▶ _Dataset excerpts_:
BEGIN
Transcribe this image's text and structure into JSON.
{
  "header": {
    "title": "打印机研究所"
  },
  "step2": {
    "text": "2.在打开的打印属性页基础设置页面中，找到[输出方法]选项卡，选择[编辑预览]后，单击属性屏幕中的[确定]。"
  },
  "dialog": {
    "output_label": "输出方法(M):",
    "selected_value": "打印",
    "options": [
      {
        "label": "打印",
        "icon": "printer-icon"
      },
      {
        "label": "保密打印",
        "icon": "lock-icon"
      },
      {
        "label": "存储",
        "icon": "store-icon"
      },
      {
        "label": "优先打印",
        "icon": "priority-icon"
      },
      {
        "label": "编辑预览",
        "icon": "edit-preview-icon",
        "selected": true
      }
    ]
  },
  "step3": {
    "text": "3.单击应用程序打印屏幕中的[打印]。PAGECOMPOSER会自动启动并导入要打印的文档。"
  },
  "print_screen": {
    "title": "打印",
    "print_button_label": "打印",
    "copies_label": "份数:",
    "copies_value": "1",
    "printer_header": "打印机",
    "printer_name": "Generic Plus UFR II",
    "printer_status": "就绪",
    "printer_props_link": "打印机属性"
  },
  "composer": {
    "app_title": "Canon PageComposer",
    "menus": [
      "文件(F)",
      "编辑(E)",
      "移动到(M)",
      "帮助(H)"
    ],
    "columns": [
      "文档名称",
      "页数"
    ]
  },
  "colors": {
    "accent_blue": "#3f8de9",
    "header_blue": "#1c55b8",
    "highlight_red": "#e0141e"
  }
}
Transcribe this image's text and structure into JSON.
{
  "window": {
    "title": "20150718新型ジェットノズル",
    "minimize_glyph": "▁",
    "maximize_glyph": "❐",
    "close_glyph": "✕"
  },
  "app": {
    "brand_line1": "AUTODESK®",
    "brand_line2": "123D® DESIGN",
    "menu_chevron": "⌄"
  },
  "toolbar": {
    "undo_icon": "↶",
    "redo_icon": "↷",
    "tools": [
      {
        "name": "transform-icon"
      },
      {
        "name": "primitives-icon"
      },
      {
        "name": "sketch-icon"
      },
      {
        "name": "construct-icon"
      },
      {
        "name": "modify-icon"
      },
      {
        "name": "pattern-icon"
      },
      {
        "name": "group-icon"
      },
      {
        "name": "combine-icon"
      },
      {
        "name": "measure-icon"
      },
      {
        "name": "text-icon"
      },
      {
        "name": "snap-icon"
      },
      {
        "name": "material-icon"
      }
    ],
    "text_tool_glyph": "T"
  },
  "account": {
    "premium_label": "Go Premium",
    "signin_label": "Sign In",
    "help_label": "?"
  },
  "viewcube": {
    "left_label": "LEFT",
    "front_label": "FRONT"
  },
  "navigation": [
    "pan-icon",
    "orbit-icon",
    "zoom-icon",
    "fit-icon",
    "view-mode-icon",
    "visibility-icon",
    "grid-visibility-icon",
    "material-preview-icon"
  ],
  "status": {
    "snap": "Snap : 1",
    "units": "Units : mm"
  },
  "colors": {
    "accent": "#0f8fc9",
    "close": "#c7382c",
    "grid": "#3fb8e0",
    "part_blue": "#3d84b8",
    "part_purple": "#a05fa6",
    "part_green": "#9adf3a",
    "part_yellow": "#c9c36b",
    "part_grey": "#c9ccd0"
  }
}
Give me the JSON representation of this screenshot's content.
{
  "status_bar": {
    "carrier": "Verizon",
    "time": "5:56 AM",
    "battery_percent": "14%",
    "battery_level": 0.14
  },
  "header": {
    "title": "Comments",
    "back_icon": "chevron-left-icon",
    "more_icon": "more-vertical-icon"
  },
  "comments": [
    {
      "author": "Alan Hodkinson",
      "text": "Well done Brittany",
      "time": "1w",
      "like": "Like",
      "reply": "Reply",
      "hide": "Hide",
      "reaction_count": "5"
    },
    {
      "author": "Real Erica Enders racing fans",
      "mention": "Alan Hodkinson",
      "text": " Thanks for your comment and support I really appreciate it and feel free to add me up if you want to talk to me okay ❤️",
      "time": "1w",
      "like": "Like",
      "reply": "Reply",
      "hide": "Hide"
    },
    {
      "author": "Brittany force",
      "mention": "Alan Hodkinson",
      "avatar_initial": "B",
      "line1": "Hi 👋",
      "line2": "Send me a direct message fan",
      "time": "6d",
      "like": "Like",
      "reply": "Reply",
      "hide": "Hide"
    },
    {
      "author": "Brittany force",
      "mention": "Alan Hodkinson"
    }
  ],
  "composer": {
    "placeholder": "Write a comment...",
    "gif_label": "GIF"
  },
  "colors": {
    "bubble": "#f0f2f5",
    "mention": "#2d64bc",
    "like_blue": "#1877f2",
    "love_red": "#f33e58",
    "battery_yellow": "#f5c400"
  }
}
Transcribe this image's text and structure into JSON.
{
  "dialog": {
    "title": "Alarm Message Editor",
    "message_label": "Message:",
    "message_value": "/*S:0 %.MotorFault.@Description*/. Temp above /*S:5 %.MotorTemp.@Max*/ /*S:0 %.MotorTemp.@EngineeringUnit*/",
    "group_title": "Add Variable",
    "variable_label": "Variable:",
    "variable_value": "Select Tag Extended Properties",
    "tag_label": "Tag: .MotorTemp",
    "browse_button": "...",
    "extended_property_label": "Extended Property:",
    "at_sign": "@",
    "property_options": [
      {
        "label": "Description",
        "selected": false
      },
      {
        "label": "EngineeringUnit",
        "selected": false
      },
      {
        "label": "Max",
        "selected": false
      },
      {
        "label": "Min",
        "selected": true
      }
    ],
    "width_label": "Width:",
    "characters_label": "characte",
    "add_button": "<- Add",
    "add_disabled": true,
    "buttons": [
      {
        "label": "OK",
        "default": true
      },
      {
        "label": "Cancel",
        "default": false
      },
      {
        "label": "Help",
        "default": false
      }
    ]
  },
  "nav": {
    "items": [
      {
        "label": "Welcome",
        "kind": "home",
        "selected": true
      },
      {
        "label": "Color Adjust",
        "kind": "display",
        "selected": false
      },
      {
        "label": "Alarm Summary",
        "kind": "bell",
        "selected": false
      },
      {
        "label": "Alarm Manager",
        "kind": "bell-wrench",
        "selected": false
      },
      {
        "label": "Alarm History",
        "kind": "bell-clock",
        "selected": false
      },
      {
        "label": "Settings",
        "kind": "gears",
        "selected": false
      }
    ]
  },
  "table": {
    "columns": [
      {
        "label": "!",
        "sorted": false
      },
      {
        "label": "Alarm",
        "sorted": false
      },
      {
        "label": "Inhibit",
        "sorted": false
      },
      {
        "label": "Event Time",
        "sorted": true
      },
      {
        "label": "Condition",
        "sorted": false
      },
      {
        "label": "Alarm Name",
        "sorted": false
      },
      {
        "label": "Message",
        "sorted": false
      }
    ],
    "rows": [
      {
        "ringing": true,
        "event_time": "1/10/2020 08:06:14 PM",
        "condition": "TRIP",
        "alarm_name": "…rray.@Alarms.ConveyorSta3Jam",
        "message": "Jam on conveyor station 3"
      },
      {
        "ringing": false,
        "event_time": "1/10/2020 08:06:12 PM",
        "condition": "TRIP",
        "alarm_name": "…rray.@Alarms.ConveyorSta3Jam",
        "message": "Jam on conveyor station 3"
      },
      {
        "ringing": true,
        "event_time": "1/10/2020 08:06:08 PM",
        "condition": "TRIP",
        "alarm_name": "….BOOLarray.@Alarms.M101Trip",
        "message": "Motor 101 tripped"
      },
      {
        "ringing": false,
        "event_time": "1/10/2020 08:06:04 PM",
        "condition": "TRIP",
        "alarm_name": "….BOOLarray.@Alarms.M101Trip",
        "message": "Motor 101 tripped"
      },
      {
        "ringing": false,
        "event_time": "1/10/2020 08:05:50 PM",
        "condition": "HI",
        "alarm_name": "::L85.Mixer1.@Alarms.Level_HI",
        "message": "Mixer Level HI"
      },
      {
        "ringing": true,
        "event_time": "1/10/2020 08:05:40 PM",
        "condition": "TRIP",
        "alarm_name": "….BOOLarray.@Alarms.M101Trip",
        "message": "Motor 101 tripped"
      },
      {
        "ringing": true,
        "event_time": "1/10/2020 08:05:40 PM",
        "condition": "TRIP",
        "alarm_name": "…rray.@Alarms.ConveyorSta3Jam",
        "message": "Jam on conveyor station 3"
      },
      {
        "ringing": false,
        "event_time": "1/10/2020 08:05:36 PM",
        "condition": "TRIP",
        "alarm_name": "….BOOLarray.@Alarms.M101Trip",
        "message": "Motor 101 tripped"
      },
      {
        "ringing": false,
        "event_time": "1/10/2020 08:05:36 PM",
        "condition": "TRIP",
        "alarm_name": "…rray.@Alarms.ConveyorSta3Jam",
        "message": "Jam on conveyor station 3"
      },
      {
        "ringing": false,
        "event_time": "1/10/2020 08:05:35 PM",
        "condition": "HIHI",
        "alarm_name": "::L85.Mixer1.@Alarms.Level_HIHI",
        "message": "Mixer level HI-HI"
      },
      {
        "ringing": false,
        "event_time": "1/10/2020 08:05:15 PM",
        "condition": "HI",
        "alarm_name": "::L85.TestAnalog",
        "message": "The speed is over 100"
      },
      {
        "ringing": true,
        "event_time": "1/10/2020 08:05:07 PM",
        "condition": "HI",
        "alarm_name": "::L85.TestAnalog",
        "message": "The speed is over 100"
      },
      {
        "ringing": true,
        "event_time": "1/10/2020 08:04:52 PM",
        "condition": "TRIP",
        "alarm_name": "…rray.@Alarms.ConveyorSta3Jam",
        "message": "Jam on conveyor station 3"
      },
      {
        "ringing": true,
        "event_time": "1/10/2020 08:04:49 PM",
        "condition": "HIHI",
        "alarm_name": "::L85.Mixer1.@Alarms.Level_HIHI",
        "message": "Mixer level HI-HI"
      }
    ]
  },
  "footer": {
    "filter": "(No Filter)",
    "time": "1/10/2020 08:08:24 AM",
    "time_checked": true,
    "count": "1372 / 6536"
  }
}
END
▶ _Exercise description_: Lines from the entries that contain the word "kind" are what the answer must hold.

▶ _Task response_:
        "kind": "home",
        "kind": "display",
        "kind": "bell",
        "kind": "bell-wrench",
        "kind": "bell-clock",
        "kind": "gears",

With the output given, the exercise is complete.